The Ukrainian National Guard said Wednesday it had lost control of its base after an attack by "terrorists" that began late Tuesday. Video appeared to show its detachment surrendering to separatists early Wednesday.
The National Guard said its troops at the base had been relocated to "a safe place." Three of its men were injured, while six of the attackers were killed, it said.
CNN cannot independently confirm the number of casualties.
The loss of the military bases follows a deadly attack Monday on a regional headquarters building in Luhansk that had been taken over by separatists calling themselves the People's Republic of Luhansk.
Five women and three men, all of them civilians, were killed in the attack, which Kiev blamed on separatists.
A munitions expert who accompanied a CNN crew to the scene, however, said the damage to the building was indicative of an airstrike.
The Special Monitoring Mission of the Organization for Security and Co-operation in Europe came to a similar conclusion.
It's thought to be the first time that civilians have been killed or injured in an attack by the Ukrainian air force since pro-Russian groups began occupying buildings in the Luhansk and Donetsk regions more than two months ago.

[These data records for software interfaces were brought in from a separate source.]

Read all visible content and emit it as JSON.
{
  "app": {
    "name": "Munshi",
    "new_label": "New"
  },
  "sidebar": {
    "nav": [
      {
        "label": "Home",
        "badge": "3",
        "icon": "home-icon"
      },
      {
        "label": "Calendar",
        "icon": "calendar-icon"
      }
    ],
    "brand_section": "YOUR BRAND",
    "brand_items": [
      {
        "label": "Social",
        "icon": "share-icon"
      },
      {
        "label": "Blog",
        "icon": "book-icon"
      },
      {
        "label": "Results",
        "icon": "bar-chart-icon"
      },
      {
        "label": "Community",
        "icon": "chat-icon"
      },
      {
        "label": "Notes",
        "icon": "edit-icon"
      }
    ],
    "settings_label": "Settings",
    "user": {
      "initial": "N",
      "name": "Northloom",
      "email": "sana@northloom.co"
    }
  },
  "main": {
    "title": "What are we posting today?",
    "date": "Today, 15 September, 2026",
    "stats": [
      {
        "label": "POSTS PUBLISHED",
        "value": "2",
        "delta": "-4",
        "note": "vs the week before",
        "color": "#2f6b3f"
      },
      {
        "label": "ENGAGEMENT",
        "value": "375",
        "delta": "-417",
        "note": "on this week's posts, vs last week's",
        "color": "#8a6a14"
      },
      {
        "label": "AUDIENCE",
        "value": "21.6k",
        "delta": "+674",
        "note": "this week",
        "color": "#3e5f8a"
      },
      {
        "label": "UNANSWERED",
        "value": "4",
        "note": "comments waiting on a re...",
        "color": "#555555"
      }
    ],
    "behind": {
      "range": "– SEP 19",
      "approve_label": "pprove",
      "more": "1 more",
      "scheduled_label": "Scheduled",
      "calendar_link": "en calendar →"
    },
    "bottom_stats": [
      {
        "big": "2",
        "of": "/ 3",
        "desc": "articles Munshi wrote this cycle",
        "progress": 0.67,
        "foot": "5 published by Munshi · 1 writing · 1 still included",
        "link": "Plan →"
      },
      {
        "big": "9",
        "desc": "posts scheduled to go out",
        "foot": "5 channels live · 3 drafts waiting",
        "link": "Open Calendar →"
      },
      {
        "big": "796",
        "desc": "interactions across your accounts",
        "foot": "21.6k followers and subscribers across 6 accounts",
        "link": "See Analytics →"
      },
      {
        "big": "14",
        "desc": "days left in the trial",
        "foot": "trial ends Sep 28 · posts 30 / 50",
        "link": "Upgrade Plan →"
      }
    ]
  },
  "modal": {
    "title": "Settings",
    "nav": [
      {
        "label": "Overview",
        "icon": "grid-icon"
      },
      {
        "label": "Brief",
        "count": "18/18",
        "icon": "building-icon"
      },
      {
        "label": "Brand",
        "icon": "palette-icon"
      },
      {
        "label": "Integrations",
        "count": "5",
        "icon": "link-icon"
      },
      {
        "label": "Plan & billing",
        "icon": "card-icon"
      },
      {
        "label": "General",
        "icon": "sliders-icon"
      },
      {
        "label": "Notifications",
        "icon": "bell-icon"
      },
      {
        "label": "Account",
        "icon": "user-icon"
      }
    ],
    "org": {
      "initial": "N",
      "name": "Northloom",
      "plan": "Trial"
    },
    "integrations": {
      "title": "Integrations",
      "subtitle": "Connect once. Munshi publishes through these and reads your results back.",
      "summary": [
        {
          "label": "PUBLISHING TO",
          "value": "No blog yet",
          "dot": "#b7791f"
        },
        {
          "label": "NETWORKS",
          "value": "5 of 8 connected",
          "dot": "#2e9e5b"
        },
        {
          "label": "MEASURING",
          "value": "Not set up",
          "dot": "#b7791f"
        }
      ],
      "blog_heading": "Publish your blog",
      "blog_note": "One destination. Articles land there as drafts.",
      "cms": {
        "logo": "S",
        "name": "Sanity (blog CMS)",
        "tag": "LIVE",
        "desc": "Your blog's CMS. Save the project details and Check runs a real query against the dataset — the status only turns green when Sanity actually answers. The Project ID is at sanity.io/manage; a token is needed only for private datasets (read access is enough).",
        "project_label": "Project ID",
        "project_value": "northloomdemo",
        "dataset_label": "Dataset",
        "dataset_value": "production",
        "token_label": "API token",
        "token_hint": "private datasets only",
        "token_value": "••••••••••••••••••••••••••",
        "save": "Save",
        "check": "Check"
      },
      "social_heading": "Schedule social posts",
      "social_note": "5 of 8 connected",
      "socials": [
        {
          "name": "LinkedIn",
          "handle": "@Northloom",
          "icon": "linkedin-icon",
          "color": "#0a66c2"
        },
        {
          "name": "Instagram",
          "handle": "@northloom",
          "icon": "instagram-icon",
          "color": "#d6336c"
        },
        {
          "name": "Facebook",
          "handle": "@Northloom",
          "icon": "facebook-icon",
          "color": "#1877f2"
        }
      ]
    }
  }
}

The U.N. children's agency, UNICEF, raised concern Tuesday over the plight of children caught up in the violence and urged all groups involved to protect children.
Seven children, the youngest age 4, have sustained gunshot and shrapnel injuries in eastern Ukraine since May 9, the agency said, while others in Donetsk have been exposed to violence and terrifying events.